- _YOUR INSTRUCTIONS_:
Copy every line of the records that includes the word "type".

- _AVAILABLE DATA_:
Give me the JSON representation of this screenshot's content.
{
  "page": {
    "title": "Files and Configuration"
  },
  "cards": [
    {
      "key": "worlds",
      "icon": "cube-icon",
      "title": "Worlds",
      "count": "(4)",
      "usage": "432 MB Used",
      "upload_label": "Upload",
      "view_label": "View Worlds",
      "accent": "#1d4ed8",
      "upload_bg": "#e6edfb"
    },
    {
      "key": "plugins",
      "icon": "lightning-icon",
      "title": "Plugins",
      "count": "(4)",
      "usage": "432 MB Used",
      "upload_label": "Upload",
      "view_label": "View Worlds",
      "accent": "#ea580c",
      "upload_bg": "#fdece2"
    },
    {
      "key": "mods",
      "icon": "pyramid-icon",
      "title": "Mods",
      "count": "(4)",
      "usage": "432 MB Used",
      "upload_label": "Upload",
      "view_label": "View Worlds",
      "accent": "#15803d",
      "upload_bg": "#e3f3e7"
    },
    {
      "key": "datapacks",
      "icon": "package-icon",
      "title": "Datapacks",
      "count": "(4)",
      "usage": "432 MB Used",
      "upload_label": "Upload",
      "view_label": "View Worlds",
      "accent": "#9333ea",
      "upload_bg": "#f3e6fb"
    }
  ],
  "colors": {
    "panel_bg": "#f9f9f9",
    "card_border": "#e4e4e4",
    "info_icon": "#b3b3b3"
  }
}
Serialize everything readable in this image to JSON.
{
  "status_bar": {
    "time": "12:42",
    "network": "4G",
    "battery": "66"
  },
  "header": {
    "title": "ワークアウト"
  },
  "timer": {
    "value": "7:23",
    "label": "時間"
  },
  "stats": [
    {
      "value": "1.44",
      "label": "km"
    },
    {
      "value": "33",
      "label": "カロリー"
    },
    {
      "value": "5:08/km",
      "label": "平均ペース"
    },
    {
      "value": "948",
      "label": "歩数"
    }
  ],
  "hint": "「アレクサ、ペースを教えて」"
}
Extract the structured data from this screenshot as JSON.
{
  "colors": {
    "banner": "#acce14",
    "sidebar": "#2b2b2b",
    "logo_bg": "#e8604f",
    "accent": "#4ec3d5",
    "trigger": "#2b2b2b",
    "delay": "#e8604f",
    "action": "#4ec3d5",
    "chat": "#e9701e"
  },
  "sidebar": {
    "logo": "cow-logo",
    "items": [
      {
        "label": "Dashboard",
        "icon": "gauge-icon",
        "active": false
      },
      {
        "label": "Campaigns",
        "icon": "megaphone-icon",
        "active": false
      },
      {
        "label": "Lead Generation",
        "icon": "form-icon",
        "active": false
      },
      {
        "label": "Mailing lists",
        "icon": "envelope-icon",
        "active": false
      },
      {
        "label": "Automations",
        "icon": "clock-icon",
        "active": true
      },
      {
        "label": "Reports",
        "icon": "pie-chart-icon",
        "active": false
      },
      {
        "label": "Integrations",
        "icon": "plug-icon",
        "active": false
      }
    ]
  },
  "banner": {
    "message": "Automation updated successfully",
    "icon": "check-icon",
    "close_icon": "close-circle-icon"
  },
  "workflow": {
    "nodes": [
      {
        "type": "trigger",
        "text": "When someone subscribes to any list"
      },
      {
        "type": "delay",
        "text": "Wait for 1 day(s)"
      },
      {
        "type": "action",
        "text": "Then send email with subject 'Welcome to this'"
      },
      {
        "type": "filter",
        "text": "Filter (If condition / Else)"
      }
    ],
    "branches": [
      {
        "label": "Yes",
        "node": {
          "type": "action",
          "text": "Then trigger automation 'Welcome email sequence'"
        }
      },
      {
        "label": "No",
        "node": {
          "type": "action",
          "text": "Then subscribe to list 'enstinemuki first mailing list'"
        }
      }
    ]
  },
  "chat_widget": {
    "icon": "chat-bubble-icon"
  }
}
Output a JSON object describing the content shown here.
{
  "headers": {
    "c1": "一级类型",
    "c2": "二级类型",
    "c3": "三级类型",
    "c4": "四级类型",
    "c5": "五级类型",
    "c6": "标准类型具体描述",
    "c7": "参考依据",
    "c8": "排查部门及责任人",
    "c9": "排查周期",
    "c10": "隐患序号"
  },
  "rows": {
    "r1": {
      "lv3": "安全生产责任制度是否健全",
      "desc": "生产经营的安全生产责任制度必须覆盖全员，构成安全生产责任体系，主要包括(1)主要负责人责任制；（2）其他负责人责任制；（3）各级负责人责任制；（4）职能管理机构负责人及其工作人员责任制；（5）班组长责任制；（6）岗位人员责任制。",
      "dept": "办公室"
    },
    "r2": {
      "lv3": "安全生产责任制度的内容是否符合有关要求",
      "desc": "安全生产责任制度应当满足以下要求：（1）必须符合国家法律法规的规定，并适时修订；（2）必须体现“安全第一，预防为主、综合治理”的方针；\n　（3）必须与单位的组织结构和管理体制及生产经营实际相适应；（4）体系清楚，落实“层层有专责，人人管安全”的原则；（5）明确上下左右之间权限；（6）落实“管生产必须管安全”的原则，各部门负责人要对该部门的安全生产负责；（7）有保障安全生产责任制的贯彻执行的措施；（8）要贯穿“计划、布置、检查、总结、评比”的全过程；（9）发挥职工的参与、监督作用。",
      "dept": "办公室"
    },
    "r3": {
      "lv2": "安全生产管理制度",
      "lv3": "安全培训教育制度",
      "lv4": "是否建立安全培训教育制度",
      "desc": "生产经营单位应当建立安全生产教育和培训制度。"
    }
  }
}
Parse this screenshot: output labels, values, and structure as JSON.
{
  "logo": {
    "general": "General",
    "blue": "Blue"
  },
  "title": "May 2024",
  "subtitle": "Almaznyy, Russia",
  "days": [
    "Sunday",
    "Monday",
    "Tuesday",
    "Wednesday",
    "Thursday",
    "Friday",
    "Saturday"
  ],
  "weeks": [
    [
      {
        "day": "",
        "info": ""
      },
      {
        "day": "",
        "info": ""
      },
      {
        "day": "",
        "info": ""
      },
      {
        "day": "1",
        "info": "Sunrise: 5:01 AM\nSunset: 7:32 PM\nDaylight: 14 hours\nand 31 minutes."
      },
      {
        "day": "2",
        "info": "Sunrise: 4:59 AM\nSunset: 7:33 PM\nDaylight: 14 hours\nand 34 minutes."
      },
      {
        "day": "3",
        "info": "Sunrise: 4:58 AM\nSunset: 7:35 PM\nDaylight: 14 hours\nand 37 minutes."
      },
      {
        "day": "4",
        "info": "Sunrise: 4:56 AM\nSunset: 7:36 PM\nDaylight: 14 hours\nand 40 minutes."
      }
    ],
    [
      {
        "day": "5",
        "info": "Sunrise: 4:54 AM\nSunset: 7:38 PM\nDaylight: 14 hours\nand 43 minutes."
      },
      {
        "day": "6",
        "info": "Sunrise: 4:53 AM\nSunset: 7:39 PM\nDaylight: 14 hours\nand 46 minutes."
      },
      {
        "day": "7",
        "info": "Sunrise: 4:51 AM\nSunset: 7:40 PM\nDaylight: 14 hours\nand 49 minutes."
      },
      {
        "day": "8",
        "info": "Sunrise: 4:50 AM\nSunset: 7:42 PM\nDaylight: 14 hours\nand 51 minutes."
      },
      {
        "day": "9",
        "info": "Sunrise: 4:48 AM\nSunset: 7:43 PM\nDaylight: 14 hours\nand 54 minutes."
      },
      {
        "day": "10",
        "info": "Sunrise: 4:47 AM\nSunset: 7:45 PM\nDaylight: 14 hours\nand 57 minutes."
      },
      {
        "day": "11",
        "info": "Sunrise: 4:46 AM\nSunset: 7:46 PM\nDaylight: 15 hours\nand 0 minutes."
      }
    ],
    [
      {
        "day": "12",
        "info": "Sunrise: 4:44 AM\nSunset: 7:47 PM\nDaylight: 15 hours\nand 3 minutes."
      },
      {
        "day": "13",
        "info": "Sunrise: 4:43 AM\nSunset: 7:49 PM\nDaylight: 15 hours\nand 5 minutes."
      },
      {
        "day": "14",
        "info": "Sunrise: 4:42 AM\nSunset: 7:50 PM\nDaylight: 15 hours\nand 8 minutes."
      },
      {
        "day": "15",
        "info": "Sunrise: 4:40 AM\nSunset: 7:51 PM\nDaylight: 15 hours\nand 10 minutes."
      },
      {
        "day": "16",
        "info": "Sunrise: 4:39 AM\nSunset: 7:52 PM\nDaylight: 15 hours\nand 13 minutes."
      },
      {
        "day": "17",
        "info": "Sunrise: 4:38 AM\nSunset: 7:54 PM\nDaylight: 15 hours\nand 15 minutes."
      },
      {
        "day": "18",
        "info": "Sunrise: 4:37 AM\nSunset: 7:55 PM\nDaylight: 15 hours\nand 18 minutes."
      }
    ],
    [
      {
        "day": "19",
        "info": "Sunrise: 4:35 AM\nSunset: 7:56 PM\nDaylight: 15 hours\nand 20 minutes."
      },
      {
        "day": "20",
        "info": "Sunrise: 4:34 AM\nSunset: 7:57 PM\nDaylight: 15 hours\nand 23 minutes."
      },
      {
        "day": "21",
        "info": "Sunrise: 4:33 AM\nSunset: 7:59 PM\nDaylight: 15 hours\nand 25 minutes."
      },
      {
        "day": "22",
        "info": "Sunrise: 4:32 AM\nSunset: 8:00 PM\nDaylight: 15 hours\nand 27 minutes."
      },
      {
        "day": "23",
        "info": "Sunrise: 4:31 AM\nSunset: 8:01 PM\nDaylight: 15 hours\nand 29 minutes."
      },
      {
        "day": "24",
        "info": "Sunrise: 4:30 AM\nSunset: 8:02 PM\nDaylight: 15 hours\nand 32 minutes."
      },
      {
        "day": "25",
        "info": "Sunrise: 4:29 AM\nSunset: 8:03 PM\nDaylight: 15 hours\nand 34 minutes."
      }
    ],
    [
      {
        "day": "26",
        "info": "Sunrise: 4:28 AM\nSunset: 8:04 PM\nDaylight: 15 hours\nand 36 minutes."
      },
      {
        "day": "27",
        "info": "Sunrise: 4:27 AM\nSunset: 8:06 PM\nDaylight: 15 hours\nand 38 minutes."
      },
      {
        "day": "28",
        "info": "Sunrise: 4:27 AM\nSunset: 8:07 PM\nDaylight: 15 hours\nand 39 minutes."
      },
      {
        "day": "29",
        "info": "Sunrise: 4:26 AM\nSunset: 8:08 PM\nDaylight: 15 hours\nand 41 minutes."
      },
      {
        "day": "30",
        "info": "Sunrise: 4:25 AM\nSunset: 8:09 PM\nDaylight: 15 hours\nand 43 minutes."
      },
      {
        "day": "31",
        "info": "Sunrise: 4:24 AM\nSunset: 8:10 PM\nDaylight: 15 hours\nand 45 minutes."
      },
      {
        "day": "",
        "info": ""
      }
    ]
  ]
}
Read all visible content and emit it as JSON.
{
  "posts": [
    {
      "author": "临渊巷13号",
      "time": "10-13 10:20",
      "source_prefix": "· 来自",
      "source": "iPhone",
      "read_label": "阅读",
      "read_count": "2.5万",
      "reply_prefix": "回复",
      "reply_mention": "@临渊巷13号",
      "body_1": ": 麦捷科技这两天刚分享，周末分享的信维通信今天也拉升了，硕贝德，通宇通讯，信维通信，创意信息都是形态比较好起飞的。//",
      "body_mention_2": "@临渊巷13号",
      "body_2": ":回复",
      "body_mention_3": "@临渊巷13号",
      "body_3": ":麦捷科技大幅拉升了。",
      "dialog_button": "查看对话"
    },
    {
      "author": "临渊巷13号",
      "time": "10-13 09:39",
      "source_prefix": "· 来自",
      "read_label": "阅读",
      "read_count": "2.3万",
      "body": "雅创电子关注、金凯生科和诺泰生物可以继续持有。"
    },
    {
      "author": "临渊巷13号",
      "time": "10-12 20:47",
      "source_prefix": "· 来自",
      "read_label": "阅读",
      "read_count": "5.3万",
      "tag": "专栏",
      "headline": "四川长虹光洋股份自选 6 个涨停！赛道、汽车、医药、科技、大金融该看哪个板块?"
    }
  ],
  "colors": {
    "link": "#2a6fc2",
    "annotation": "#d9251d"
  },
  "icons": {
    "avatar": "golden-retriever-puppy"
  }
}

- _EXERCISE RESPONSE_:
        "type": "trigger",
        "type": "delay",
        "type": "action",
        "type": "filter",
          "type": "action",
          "type": "action",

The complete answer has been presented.